The DEIMOS 10K Spectroscopic Survey Catalog of the COSMOS Field

May 2018 • 2018ApJ...858...77H

Authors • Hasinger, G. • Capak, P. • Salvato, M. • Barger, A. J. • Cowie, L. L. • Faisst, A. • Hemmati, S. • Kakazu, Y. • Kartaltepe, J. • Masters, D. • Mobasher, B. • Nayyeri, H. • Sanders, D. • Scoville, N. Z. • Suh, H. • Steinhardt, C. • Yang, Fengwei

Abstract • We present a catalog of 10,718 objects in the COSMOS field, observed through multi-slit spectroscopy with the Deep Imaging Multi-Object Spectrograph (DEIMOS) on the Keck II telescope in the wavelength range ∼5500-9800 Å. The catalog contains 6617 objects with high-quality spectra (two or more spectral features), and 1798 objects with a single spectroscopic feature confirmed by the photometric redshift. For 2024 typically faint objects, we could not obtain reliable redshifts. The objects have been selected from a variety of input catalogs based on multi-wavelength observations in the field, and thus have a diverse selection function, which enables the study of the diversity in the galaxy population. The magnitude distribution of our objects is peaked at I AB ∼ 23 and K AB ∼ 21, with a secondary peak at K AB ∼ 24. We sample a broad redshift distribution in the range 0 < z < 6, with one peak at z ∼ 1, and another one around z ∼ 4. We have identified 13 redshift spikes at z > 0.65 with chance probabilities < 4 × 10-4, some of which are clearly related to protocluster structures of sizes >10 Mpc. An object-to-object comparison with a multitude of other spectroscopic samples in the same field shows that our DEIMOS sample is among the best in terms of fraction of spectroscopic failures and relative redshift accuracy. We have determined the fraction of spectroscopic blends to about 0.8% in our sample. This is likely a lower limit and at any rate well below the most pessimistic expectations. Interestingly, we find evidence for strong lensing of Lyα background emitters within the slits of 12 of our target galaxies, increasing their apparent density by about a factor of 4.

The data presented herein were obtained at the W. M. Keck Observatory, which is operated as a scientific partnership among the California Institute of Technology, the University of California and the National Aeronautics and Space Administration. The Observatory was made possible by the generous financial support of the W. M. Keck Foundation.

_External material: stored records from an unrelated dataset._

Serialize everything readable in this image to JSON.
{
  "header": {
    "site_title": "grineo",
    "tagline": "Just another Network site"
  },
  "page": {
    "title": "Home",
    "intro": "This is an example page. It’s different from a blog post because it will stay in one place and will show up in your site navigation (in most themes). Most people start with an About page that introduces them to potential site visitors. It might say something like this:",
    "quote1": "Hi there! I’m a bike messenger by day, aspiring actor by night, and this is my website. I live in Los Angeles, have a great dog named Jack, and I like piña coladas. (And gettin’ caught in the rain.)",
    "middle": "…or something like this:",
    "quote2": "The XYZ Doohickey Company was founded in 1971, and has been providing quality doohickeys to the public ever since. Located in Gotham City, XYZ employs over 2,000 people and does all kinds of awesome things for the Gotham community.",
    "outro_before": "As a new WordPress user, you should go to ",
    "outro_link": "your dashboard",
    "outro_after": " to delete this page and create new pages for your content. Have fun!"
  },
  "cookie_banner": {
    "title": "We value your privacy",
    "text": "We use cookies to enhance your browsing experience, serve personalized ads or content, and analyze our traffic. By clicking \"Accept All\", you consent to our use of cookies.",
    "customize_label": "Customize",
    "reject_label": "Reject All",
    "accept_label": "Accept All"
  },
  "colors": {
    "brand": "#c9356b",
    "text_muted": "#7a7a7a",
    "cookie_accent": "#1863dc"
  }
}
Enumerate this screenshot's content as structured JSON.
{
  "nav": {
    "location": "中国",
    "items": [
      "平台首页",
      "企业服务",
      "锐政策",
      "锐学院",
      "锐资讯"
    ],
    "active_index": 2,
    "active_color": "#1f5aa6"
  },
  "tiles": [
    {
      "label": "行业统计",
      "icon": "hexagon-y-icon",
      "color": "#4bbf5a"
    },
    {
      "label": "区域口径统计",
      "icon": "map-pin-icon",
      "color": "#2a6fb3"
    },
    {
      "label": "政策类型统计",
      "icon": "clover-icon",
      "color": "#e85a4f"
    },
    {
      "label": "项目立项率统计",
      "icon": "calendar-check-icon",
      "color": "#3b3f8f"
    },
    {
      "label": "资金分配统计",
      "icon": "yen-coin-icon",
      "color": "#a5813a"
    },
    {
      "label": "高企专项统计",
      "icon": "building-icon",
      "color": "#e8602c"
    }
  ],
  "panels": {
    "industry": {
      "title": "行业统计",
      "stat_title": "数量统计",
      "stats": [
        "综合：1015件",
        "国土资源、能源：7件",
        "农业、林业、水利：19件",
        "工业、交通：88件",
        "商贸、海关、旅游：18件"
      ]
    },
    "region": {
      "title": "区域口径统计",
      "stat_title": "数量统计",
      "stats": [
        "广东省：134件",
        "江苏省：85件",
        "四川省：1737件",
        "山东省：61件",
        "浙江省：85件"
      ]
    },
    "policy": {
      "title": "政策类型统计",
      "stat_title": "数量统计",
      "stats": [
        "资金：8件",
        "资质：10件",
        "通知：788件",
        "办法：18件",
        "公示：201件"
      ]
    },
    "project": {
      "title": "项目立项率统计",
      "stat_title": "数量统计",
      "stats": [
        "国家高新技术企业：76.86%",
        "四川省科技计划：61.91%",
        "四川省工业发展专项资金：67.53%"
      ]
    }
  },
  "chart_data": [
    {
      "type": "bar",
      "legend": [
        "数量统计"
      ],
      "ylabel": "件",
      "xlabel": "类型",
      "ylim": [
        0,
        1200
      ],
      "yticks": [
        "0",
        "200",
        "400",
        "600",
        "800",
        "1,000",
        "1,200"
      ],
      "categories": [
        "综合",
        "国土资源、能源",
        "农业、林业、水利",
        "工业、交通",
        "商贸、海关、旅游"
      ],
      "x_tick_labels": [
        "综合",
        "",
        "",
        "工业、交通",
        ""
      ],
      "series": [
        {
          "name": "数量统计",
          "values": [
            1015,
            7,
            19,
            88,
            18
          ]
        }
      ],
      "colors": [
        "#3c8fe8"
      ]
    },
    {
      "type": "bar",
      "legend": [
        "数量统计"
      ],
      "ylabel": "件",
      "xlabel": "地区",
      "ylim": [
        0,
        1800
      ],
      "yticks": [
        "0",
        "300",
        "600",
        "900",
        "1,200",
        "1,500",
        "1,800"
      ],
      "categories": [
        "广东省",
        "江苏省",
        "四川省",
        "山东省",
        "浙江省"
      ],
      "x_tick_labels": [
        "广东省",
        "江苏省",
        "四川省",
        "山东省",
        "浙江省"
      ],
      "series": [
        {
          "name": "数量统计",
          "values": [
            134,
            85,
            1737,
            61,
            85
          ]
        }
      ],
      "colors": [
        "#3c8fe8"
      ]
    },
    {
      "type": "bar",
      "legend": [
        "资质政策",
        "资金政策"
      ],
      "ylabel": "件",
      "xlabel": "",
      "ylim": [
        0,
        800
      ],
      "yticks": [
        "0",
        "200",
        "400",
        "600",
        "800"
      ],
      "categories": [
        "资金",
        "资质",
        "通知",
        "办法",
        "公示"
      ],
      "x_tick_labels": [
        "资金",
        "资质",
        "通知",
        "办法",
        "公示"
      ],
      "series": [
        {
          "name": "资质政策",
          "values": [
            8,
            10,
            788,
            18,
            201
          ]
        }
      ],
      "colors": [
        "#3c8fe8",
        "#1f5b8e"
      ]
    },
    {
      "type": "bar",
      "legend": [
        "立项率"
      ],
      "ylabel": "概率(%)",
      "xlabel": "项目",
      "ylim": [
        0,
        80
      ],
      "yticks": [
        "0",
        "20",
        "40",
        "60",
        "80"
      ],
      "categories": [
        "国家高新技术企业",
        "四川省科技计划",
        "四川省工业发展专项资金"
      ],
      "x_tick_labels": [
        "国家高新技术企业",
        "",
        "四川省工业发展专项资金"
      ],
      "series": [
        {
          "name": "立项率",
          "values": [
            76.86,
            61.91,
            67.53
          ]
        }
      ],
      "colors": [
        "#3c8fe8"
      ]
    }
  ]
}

IPAC Authors


Andreas Faisst

Assistant Scientist


Elise Furlan

Associate Scientist


Shoubaneh Hemmati

Assistant Scientist

Daniel Masters

Assistant Scientist